■ Brief
If a line in the data below contains "title", copy it.

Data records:
╔══

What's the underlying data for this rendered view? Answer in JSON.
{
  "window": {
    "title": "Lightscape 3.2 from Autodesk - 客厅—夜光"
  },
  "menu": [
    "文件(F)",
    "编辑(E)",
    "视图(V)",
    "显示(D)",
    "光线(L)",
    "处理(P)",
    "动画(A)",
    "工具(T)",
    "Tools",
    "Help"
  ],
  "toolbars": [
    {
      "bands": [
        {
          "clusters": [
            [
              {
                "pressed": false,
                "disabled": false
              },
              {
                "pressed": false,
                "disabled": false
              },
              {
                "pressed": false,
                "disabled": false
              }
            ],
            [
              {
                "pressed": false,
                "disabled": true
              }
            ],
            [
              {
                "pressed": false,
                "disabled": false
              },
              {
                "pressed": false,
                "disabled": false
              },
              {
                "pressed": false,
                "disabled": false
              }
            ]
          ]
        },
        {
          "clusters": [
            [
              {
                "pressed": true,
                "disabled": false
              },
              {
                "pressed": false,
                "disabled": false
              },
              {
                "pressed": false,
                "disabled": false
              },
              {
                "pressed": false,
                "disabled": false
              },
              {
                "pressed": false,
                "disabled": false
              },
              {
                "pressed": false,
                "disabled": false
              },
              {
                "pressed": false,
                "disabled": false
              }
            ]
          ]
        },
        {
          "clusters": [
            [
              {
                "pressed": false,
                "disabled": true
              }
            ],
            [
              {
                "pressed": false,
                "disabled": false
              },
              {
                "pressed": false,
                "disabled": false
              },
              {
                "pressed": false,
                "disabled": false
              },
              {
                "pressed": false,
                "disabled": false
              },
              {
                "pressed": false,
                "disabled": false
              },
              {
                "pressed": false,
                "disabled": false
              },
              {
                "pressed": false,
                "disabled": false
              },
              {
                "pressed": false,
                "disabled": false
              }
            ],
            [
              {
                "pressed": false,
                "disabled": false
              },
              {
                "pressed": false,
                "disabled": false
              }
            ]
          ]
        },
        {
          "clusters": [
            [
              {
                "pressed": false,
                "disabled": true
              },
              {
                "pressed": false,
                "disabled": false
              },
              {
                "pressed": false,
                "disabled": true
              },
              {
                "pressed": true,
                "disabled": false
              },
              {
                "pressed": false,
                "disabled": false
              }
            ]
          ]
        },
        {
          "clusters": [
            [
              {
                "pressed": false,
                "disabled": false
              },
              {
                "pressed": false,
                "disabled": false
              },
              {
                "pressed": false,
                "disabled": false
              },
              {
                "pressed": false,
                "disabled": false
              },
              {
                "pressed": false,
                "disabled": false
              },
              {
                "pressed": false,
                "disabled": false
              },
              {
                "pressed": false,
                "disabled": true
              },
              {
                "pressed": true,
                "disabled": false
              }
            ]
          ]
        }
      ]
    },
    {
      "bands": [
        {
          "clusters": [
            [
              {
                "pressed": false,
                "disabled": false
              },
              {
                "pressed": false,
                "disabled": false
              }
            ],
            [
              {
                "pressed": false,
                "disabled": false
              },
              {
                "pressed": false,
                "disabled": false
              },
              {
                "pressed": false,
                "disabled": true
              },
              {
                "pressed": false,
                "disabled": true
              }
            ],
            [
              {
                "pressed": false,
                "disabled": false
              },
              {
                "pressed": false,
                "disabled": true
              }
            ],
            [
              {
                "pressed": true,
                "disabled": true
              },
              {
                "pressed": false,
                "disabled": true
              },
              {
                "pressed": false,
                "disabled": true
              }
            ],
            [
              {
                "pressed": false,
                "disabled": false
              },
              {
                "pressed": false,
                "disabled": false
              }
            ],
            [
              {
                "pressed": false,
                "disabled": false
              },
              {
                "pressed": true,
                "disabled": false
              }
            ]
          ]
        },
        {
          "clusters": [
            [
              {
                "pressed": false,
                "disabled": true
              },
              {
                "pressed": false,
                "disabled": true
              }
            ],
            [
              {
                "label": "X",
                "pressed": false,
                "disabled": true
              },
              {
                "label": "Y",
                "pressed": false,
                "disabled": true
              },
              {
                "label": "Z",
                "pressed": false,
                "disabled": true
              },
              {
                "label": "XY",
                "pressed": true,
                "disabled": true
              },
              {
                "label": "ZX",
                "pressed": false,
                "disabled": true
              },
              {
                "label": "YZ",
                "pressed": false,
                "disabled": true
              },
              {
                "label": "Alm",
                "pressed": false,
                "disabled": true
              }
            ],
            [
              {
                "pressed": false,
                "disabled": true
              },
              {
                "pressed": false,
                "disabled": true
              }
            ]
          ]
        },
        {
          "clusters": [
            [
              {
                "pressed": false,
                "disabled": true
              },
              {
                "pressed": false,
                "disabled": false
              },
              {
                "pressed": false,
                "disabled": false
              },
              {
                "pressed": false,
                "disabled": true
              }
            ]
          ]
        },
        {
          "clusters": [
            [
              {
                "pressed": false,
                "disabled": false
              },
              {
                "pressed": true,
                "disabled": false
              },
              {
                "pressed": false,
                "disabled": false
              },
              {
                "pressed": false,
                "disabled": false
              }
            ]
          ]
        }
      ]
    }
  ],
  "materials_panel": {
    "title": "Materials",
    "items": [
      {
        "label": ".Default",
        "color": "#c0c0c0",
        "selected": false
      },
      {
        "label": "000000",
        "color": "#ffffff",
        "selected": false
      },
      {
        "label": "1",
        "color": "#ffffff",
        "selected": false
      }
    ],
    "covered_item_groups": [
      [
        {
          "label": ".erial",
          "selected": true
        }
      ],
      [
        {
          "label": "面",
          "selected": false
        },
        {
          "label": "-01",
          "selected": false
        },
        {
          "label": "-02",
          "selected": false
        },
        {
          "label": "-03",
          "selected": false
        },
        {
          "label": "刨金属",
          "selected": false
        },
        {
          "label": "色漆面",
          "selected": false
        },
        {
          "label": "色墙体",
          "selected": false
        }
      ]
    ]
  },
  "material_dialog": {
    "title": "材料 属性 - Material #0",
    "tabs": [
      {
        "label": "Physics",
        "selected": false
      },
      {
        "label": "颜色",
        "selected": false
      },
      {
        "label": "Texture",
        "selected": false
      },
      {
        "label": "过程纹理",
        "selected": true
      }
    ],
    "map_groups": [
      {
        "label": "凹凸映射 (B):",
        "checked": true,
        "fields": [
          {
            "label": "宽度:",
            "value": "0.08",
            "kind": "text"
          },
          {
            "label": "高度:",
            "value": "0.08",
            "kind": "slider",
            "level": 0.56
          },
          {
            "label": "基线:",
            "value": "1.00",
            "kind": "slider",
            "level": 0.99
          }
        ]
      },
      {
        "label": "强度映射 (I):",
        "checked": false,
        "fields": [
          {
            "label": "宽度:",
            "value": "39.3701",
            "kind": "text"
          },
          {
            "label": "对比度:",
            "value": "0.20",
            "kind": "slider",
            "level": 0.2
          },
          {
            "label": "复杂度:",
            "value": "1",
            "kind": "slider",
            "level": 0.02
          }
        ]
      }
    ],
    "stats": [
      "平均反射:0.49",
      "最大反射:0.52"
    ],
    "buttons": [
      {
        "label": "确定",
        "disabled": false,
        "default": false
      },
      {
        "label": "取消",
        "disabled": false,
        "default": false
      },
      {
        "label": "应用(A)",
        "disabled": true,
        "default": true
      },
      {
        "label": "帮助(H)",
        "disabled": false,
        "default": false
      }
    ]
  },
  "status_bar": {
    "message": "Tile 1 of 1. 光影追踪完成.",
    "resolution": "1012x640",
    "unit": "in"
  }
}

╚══

■ Final answer
    "title": "Lightscape 3.2 from Autodesk - 客厅—夜光"
    "title": "Materials",
    "title": "材料 属性 - Material #0",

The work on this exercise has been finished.